EXERCISE INPUTS:
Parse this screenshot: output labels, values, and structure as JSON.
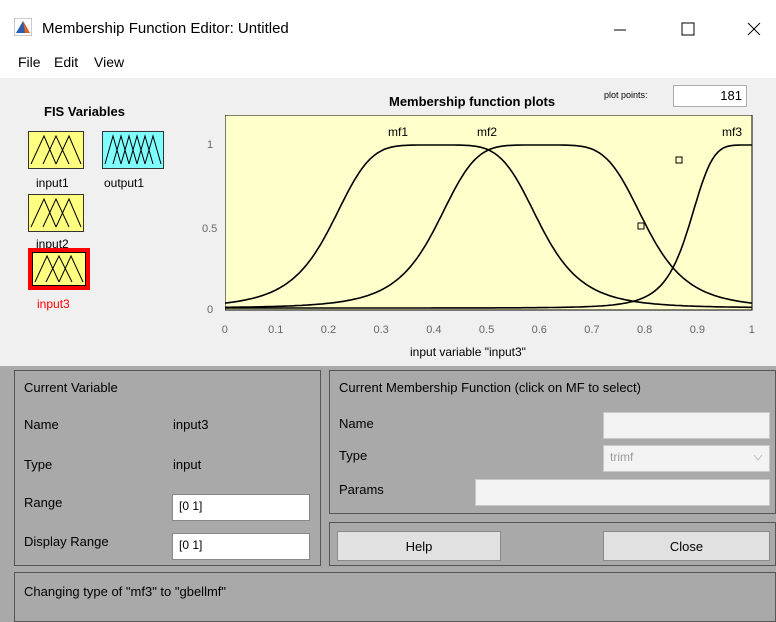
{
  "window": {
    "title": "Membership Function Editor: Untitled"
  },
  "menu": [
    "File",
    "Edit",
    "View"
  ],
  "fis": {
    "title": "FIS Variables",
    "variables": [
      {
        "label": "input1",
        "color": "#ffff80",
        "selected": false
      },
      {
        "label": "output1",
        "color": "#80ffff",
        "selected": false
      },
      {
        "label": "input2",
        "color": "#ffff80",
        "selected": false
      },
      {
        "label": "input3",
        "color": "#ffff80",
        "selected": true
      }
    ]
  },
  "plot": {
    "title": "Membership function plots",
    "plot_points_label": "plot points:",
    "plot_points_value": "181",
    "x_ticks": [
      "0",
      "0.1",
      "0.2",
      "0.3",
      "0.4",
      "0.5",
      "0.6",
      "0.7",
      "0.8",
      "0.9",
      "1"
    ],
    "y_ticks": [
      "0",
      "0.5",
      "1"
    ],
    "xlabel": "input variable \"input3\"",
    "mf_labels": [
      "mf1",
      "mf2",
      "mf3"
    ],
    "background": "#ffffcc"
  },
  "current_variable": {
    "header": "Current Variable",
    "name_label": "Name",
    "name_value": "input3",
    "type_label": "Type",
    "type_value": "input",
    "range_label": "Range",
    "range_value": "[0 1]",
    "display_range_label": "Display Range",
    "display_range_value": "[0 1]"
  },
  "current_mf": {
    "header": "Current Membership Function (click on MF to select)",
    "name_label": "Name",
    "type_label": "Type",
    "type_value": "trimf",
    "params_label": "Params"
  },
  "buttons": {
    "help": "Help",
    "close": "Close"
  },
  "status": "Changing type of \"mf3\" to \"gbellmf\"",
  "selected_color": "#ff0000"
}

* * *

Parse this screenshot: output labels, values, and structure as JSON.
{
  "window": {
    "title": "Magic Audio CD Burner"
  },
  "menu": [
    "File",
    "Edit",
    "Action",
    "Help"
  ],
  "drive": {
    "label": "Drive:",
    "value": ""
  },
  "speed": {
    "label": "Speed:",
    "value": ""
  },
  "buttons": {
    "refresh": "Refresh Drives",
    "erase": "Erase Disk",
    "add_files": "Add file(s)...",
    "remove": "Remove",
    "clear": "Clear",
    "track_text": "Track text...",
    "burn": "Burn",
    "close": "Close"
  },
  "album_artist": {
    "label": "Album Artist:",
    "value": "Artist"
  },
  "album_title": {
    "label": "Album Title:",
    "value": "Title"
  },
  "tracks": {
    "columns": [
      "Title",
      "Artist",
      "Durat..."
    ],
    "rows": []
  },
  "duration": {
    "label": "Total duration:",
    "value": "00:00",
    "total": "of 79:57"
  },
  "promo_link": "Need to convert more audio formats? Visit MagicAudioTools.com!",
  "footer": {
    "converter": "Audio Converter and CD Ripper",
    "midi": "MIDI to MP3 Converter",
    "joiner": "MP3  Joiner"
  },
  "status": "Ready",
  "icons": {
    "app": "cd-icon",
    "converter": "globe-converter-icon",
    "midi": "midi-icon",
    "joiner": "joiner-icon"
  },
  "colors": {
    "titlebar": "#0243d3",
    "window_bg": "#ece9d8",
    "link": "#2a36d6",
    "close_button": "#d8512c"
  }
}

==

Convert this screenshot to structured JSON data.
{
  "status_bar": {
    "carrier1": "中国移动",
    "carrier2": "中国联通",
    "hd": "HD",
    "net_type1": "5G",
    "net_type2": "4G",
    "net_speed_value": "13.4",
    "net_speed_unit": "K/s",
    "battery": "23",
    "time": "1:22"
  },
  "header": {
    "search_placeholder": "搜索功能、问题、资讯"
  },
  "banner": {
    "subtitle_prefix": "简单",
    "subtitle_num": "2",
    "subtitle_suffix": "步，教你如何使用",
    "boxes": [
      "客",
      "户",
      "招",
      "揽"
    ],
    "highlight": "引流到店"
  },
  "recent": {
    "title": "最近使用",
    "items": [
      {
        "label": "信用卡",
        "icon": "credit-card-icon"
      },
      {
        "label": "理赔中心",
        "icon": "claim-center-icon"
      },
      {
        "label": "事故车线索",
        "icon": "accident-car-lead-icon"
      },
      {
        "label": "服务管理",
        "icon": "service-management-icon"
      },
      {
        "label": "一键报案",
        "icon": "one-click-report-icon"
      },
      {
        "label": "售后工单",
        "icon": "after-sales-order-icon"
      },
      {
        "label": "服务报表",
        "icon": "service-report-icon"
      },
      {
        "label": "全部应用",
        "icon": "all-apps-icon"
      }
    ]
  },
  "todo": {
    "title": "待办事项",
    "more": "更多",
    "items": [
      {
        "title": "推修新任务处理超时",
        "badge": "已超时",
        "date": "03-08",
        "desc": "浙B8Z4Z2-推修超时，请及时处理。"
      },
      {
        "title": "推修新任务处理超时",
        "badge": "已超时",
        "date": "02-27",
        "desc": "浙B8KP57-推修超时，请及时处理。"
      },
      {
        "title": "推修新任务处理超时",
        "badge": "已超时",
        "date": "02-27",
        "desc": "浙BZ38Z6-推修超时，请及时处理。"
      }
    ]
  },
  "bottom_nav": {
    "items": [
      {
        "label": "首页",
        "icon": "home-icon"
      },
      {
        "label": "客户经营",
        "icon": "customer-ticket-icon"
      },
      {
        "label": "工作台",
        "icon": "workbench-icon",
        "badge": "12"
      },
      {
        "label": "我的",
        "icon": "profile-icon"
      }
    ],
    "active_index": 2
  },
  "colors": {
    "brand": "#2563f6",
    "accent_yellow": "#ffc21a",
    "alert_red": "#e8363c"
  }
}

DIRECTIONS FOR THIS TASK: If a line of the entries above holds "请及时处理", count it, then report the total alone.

RESPONSE: 3